((

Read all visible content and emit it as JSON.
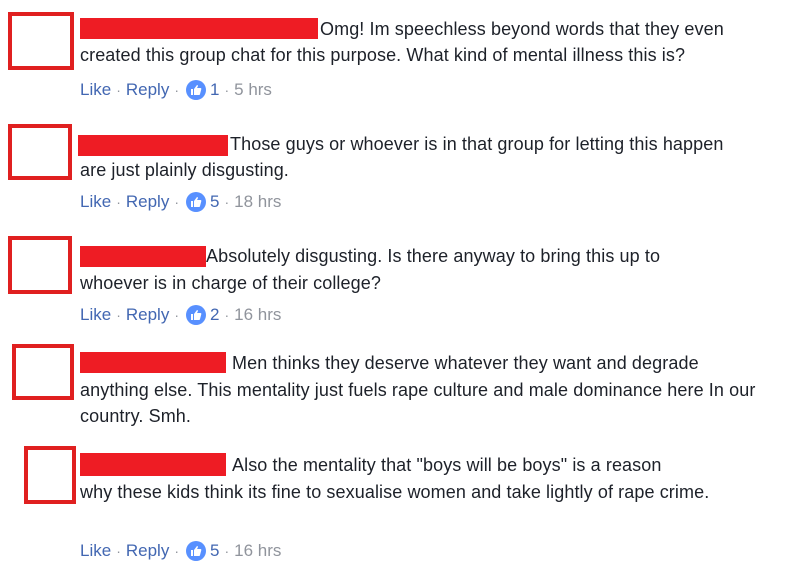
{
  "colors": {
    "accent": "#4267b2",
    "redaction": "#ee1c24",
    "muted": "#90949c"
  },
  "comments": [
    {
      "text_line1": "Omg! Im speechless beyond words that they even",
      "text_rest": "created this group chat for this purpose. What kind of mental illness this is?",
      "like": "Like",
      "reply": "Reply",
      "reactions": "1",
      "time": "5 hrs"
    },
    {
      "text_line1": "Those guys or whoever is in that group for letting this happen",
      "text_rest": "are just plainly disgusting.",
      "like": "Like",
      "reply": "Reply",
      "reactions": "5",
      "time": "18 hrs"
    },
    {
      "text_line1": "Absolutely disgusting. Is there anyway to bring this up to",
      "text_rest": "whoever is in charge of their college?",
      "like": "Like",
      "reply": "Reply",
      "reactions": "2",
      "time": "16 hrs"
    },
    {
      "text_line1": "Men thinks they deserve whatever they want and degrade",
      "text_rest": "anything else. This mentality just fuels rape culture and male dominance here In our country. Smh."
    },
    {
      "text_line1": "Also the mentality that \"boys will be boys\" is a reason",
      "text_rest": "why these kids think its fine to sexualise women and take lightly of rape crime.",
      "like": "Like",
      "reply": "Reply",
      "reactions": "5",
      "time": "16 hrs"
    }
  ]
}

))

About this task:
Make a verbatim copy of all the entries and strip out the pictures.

Written solution:
Read all visible content and emit it as JSON.
{
  "colors": {
    "accent": "#4267b2",
    "redaction": "#ee1c24",
    "muted": "#90949c"
  },
  "comments": [
    {
      "text_line1": "Omg! Im speechless beyond words that they even",
      "text_rest": "created this group chat for this purpose. What kind of mental illness this is?",
      "like": "Like",
      "reply": "Reply",
      "reactions": "1",
      "time": "5 hrs"
    },
    {
      "text_line1": "Those guys or whoever is in that group for letting this happen",
      "text_rest": "are just plainly disgusting.",
      "like": "Like",
      "reply": "Reply",
      "reactions": "5",
      "time": "18 hrs"
    },
    {
      "text_line1": "Absolutely disgusting. Is there anyway to bring this up to",
      "text_rest": "whoever is in charge of their college?",
      "like": "Like",
      "reply": "Reply",
      "reactions": "2",
      "time": "16 hrs"
    },
    {
      "text_line1": "Men thinks they deserve whatever they want and degrade",
      "text_rest": "anything else. This mentality just fuels rape culture and male dominance here In our country. Smh."
    },
    {
      "text_line1": "Also the mentality that \"boys will be boys\" is a reason",
      "text_rest": "why these kids think its fine to sexualise women and take lightly of rape crime.",
      "like": "Like",
      "reply": "Reply",
      "reactions": "5",
      "time": "16 hrs"
    }
  ]
}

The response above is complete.